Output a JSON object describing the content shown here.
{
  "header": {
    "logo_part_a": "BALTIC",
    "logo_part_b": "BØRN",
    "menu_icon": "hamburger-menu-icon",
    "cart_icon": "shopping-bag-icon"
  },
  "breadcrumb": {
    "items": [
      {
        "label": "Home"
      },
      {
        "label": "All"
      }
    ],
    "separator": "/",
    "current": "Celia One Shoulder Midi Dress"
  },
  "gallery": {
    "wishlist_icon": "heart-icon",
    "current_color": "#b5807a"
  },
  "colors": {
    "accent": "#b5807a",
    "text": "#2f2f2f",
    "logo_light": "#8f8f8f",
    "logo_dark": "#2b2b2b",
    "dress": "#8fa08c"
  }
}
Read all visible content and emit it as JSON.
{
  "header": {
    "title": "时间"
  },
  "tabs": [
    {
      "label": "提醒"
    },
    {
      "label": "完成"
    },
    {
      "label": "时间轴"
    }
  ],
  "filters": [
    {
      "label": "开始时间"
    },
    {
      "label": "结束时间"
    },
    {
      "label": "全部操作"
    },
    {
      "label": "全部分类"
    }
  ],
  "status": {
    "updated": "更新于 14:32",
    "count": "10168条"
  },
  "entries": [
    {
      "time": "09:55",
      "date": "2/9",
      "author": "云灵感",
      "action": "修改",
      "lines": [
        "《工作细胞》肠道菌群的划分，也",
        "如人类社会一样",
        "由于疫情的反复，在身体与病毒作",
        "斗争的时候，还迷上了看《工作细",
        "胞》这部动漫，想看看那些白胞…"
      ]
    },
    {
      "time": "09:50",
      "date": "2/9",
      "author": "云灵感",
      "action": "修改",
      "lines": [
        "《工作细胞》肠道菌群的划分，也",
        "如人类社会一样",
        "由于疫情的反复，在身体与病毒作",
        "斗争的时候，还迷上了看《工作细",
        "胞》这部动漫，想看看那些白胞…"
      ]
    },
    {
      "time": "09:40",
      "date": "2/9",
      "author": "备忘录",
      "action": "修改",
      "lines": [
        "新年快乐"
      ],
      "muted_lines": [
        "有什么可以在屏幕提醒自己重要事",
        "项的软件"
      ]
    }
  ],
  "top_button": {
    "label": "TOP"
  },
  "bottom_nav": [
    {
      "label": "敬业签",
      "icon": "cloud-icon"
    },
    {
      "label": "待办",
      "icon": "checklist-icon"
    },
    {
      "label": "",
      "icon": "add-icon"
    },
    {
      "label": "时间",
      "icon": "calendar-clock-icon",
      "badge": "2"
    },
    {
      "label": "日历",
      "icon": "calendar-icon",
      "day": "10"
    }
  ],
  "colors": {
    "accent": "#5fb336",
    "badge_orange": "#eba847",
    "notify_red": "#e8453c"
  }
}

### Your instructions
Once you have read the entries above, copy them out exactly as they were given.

### Task solution
Output a JSON object describing the content shown here.
{
  "header": {
    "logo_part_a": "BALTIC",
    "logo_part_b": "BØRN",
    "menu_icon": "hamburger-menu-icon",
    "cart_icon": "shopping-bag-icon"
  },
  "breadcrumb": {
    "items": [
      {
        "label": "Home"
      },
      {
        "label": "All"
      }
    ],
    "separator": "/",
    "current": "Celia One Shoulder Midi Dress"
  },
  "gallery": {
    "wishlist_icon": "heart-icon",
    "current_color": "#b5807a"
  },
  "colors": {
    "accent": "#b5807a",
    "text": "#2f2f2f",
    "logo_light": "#8f8f8f",
    "logo_dark": "#2b2b2b",
    "dress": "#8fa08c"
  }
}
Read all visible content and emit it as JSON.
{
  "header": {
    "title": "时间"
  },
  "tabs": [
    {
      "label": "提醒"
    },
    {
      "label": "完成"
    },
    {
      "label": "时间轴"
    }
  ],
  "filters": [
    {
      "label": "开始时间"
    },
    {
      "label": "结束时间"
    },
    {
      "label": "全部操作"
    },
    {
      "label": "全部分类"
    }
  ],
  "status": {
    "updated": "更新于 14:32",
    "count": "10168条"
  },
  "entries": [
    {
      "time": "09:55",
      "date": "2/9",
      "author": "云灵感",
      "action": "修改",
      "lines": [
        "《工作细胞》肠道菌群的划分，也",
        "如人类社会一样",
        "由于疫情的反复，在身体与病毒作",
        "斗争的时候，还迷上了看《工作细",
        "胞》这部动漫，想看看那些白胞…"
      ]
    },
    {
      "time": "09:50",
      "date": "2/9",
      "author": "云灵感",
      "action": "修改",
      "lines": [
        "《工作细胞》肠道菌群的划分，也",
        "如人类社会一样",
        "由于疫情的反复，在身体与病毒作",
        "斗争的时候，还迷上了看《工作细",
        "胞》这部动漫，想看看那些白胞…"
      ]
    },
    {
      "time": "09:40",
      "date": "2/9",
      "author": "备忘录",
      "action": "修改",
      "lines": [
        "新年快乐"
      ],
      "muted_lines": [
        "有什么可以在屏幕提醒自己重要事",
        "项的软件"
      ]
    }
  ],
  "top_button": {
    "label": "TOP"
  },
  "bottom_nav": [
    {
      "label": "敬业签",
      "icon": "cloud-icon"
    },
    {
      "label": "待办",
      "icon": "checklist-icon"
    },
    {
      "label": "",
      "icon": "add-icon"
    },
    {
      "label": "时间",
      "icon": "calendar-clock-icon",
      "badge": "2"
    },
    {
      "label": "日历",
      "icon": "calendar-icon",
      "day": "10"
    }
  ],
  "colors": {
    "accent": "#5fb336",
    "badge_orange": "#eba847",
    "notify_red": "#e8453c"
  }
}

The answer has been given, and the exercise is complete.